Is this a smart move for the league in the era of health and safety? The answer is both “yes” and “no.”
There’s no question that an extra NFL game increases injury risk. Skiing an extra 17th day down double black diamond runs increases one’s risk of ACL tear as opposed to just 16 days on the slopes. However, the increased risk is incremental.
Clearly the players accepted this move due to dollars and not for health reasons, since the salary cap will also increase because of bigger TV contracts. Players now get 48% of the revenue. The risk of injury will increase, but I don’t believe we will see a significant change.
I still would have preferred my long-standing proposal of playing 16 games across 18 weeks and adding a second bye week. This would improve health and add more rest while fixing the short week/Thursday game issue by having only teams coming off a bye play mid-week. It solves the problem of teams with a “too early” or “too late” bye and opens up Wednesday game consideration. Financially, an extra week of prime time and Sunday slate of games is the same as the current windfall. As it is, we can’t watch all of the 8 or 10 games played in the early Sunday slot.
To me, it seemed like the NFL actually wanted 18 games but thought it was unachievable. They seemed to settle for 17, so that extra game seems destined for an international venue or neutral site to grow the game.

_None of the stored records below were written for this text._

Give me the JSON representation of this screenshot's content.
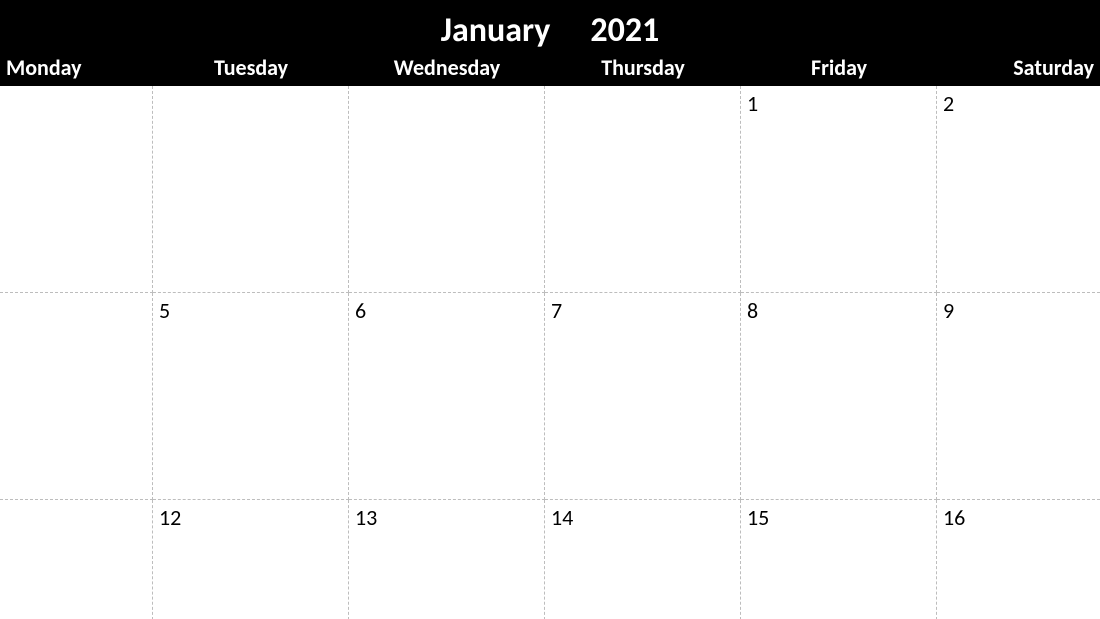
{
  "header": {
    "month": "January",
    "year": "2021"
  },
  "days_of_week": [
    "Monday",
    "Tuesday",
    "Wednesday",
    "Thursday",
    "Friday",
    "Saturday"
  ],
  "weeks": [
    {
      "cells": [
        "",
        "",
        "",
        "",
        "1",
        "2"
      ]
    },
    {
      "cells": [
        "",
        "5",
        "6",
        "7",
        "8",
        "9"
      ]
    },
    {
      "cells": [
        "",
        "12",
        "13",
        "14",
        "15",
        "16"
      ]
    }
  ]
}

Perhaps Park Avenue is smarter than all of us and they are saving the second bye proposal for when they want to go to 18 games across 20 weeks in the near future. Then we will get a President’s Day Weekend Super Bowl.